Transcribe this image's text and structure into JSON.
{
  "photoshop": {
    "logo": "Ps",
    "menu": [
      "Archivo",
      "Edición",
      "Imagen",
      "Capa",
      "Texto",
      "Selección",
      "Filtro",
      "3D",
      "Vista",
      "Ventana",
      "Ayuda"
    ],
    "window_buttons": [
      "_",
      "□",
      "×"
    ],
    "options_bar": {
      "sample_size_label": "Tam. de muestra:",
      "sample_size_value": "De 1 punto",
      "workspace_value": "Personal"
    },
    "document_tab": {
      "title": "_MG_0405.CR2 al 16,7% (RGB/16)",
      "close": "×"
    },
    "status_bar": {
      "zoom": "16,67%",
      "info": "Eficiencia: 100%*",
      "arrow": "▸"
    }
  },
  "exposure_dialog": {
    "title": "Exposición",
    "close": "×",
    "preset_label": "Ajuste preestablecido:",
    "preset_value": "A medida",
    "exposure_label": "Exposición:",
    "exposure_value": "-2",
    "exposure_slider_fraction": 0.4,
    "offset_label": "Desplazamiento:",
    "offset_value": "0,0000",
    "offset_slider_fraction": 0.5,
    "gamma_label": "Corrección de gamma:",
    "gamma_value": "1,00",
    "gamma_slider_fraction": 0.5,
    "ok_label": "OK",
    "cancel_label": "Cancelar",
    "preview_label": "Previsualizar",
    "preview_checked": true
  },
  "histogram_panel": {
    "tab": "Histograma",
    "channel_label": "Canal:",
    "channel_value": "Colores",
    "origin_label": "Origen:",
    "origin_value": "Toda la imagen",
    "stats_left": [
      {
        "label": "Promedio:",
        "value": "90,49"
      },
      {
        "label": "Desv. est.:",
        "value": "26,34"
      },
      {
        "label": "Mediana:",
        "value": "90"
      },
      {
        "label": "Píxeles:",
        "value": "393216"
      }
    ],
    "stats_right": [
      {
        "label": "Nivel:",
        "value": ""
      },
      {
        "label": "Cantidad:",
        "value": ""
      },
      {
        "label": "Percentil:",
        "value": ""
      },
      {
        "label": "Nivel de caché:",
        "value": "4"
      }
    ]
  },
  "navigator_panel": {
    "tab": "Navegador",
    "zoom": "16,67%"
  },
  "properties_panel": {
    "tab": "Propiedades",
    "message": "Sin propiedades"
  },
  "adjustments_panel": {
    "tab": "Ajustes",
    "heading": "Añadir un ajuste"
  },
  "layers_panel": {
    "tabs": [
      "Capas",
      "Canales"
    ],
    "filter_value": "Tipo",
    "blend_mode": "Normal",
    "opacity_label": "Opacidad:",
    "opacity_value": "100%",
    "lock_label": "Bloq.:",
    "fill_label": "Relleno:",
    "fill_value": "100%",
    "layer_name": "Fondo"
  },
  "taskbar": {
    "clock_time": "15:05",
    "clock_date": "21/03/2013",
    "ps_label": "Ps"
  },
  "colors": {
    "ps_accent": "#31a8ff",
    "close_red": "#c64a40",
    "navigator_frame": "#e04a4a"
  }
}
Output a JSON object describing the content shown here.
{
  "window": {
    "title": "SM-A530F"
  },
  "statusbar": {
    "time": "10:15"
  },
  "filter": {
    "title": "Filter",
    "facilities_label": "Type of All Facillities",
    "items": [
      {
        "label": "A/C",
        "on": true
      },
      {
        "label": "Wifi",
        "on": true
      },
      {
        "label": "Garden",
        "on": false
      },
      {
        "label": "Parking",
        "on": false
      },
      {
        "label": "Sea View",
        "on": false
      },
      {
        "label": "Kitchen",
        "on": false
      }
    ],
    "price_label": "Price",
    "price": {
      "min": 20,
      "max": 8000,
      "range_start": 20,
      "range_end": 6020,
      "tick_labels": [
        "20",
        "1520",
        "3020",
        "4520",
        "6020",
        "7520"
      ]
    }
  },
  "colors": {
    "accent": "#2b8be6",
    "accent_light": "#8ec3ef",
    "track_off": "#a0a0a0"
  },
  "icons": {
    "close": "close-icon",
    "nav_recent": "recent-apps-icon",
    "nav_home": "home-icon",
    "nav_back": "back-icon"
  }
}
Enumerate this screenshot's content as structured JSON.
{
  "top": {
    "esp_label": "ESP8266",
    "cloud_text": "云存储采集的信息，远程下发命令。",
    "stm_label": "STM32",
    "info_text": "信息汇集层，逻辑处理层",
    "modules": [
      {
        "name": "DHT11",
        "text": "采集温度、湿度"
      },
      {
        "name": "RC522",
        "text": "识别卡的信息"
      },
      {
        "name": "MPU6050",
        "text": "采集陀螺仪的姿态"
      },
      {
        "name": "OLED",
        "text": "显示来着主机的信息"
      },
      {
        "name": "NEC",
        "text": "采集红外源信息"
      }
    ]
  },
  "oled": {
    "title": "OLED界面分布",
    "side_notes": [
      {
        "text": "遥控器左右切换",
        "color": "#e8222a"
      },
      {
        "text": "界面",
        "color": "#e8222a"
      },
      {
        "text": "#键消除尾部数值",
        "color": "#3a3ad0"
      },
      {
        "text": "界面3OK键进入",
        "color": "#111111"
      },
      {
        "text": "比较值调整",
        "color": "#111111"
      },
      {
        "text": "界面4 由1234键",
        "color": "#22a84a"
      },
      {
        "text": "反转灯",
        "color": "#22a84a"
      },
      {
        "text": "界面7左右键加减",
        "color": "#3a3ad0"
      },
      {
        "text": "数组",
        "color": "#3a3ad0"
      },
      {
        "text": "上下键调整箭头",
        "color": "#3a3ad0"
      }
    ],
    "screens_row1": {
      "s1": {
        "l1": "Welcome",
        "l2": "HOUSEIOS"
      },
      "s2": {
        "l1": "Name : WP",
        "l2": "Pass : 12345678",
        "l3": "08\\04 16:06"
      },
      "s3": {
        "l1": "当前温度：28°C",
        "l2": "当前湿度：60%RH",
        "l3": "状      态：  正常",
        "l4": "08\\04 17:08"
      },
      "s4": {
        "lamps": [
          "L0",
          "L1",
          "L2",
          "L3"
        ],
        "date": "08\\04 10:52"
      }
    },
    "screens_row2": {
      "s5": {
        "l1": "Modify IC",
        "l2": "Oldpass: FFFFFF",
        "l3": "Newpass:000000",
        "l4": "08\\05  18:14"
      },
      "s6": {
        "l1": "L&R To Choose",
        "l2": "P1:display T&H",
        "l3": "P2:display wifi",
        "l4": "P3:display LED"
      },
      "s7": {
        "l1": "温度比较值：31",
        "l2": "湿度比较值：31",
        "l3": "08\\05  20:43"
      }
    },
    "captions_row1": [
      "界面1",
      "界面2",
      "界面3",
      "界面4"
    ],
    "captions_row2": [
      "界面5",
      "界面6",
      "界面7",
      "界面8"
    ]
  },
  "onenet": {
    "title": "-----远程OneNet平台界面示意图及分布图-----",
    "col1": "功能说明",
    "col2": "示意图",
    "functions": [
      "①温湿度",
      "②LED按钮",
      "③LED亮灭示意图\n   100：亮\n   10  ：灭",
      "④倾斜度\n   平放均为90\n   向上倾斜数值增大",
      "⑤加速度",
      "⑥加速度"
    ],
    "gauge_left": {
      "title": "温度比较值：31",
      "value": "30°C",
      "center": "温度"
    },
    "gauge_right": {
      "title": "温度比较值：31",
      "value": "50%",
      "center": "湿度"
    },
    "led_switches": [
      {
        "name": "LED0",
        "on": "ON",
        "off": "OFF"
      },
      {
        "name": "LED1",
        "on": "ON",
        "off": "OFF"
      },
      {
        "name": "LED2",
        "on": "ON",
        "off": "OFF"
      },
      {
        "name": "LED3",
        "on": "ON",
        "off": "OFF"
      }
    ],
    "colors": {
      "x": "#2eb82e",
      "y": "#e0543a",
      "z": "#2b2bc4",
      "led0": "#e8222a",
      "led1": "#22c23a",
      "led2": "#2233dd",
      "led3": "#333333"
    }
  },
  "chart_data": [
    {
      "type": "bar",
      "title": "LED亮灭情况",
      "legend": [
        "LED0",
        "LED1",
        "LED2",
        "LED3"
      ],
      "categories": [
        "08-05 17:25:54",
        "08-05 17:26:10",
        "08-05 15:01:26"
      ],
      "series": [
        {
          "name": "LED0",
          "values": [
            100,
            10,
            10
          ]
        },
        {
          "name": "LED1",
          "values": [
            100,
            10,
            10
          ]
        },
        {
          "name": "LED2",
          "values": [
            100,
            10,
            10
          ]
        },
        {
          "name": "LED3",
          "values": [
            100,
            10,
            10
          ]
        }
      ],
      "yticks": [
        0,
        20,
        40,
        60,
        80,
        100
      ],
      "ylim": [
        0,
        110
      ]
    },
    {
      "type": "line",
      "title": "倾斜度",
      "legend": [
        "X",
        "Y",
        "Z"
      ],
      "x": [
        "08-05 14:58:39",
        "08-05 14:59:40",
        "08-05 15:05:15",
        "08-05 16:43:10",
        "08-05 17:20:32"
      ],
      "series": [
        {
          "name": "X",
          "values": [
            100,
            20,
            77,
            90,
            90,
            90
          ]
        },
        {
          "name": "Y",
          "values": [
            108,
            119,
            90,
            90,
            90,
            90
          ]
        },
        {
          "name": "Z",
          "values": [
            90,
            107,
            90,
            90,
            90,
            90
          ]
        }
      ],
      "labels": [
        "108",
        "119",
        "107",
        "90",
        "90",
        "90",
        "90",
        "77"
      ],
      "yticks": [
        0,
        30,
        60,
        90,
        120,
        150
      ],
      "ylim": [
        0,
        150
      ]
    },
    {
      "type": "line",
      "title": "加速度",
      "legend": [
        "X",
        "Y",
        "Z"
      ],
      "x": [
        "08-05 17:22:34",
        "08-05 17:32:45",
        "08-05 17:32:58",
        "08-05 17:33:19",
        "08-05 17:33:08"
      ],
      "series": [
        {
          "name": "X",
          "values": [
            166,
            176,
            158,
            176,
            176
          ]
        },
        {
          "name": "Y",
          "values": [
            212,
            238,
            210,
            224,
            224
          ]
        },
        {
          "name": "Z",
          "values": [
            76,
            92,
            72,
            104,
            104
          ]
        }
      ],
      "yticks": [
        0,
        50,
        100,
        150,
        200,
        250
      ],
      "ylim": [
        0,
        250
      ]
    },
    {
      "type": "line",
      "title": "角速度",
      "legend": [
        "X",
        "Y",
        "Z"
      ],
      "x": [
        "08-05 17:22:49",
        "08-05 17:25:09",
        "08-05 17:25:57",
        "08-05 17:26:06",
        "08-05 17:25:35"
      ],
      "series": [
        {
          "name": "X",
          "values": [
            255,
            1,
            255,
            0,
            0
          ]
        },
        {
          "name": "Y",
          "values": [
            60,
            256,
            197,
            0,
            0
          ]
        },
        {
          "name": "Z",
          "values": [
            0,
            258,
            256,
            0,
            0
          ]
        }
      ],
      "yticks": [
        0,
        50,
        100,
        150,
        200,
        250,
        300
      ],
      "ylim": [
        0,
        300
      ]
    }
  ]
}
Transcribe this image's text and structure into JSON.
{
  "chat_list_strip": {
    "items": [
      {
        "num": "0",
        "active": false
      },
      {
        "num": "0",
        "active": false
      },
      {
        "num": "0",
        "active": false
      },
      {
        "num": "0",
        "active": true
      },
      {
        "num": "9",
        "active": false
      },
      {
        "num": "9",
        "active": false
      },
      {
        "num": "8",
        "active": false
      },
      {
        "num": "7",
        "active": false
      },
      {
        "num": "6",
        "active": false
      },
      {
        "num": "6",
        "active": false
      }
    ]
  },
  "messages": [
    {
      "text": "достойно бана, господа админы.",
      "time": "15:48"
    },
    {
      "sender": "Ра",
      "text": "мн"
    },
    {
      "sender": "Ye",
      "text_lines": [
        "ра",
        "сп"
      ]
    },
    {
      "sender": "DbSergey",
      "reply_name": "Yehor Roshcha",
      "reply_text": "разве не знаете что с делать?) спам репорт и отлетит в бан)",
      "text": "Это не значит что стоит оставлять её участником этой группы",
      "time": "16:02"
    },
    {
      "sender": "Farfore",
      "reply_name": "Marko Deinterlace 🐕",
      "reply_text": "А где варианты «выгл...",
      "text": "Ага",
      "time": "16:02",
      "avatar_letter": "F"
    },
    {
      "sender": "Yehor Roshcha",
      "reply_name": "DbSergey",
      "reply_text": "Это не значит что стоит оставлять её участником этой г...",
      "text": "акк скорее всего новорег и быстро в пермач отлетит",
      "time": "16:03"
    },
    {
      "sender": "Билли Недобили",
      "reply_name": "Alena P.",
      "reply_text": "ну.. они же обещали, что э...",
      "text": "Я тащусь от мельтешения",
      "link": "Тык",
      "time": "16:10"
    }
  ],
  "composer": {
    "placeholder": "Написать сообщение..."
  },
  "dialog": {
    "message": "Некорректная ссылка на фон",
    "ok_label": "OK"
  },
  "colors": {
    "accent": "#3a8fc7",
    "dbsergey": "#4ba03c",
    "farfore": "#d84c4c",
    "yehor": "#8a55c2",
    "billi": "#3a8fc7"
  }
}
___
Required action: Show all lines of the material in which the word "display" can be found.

Exercise result:
        "l2": "P1:display T&H",
        "l3": "P2:display wifi",
        "l4": "P3:display LED"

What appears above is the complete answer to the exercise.